Sunday, September 12, 2010

Get While the Getting's Gullible

Hoooo boy!

If you are enrolled in a graduate degree program, have been enrolled in a graduate degree program, or are thinking about enrolling in a graduate degree program, y'all should read this one. The thesis (academics love their theses) is simple: Higher education is a ponzi scheme.

As a double-strength faculty brat (psychology and journalism, in case you were wondering), this is heresy. According to the family gospel, you Go Forth, Interest Yourself (morbidly) in something arcane, write a thesis on said arcana, score a tenure track job straight out of grad school, get tenure, then toil for 40 years before retiring (early) on a cushy retirement package. And, in fact, this is exactly what my folks have done.

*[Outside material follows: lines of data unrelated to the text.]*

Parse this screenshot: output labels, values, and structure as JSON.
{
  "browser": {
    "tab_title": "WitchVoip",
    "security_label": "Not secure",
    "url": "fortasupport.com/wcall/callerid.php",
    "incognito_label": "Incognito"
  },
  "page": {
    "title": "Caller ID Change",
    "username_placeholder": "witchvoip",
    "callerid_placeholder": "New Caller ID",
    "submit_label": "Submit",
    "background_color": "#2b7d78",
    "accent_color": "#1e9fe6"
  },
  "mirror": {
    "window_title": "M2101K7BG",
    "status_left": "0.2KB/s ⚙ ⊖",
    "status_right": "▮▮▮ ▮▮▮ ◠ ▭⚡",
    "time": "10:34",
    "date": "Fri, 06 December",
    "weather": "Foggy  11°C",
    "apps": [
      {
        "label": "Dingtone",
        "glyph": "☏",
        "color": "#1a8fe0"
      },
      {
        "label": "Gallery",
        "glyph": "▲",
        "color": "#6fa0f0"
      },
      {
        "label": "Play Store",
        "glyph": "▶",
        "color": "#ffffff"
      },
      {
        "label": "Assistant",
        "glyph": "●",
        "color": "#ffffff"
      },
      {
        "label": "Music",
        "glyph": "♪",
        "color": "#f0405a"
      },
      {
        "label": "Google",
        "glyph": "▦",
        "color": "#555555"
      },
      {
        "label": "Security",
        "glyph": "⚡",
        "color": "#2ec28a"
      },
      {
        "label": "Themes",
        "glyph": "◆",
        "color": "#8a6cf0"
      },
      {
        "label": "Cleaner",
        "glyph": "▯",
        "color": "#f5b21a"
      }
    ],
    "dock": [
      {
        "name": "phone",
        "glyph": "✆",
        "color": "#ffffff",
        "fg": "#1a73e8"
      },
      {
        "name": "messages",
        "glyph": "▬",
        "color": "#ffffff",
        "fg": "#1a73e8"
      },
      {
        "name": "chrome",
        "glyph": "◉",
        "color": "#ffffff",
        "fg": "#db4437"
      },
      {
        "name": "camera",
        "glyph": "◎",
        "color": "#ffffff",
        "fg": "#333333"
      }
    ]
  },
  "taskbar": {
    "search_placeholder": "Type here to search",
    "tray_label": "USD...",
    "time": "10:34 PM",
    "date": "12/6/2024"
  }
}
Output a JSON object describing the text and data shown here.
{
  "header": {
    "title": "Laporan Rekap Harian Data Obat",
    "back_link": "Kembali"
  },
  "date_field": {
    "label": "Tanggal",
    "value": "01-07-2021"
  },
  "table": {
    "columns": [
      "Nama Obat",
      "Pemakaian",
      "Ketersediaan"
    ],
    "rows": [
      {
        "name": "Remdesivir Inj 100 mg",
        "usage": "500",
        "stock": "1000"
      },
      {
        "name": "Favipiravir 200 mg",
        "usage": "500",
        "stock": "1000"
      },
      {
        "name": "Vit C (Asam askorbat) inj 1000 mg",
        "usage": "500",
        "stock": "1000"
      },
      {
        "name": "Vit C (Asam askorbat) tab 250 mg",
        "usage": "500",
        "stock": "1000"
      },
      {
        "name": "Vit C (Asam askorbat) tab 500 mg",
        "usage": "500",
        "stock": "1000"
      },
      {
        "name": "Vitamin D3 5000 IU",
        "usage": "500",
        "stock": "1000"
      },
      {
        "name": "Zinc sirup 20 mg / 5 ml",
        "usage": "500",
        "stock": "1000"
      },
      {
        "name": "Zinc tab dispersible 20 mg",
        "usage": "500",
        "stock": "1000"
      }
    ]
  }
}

But times change. And when I think about degree programs such as the MFA in creative writing, the MM and DMA in early music, and the PhD in musicology (all of which I've thought, fleetingly, of pursuing), I conclude that the casualness with which institutions of higher learning accept new students in these ever-narrowing, ever more harrowing fields is, well....criminal.

It's a pyramid scheme! Professors need students to justify their existence. Students -qualified only to replicate themselves- need more students in their turn. Everyone passes the buck! And the problem just keeps getting worse: more and more students, fewer and fewer jobs. A friend of mine just landed one of only 37 musicology professorships available worldwide this year (to hundreds and hundreds of qualified PhDs).

It's a one year gig. Visiting professorship, half salary. And she is a lucky, lucky dog.


wombat said...

I wouldn't disagree, but I would add that, in fields like ours that aren't an MBA or a law or medical degree for example, which is to say which are preparation to join a more limited group of peers, graduate education serves a very important purpose for networking and self-advertising. If they don't know you're there, they won't hire you, and a good way to let them know you're there is by studying along side or under them.

wombat said...

I assumed that SLP would be similar, but maybe that's less true. There are a lot more of you people than I ever knew before...

Anne said...

You're right, Ms. Janey, at least for music (I contest creative writing and musicology). But I still harbor the old fashioned notion that grad school should be preparing you for some kind of career. If it's a freelance career, the dept. needs to be realistic about the opportunities available to you and train you in the work required to take advantage of them. If it's something that's preparing you to teach at the college level and that's pretty much it, there needs to be a realistic assessment of how many of those positions are available.

(SLP degrees are a different animal. It's the kind of job where they call your references AFTER you start working. Pretty much you could be dead body with a degree and they would hire you.)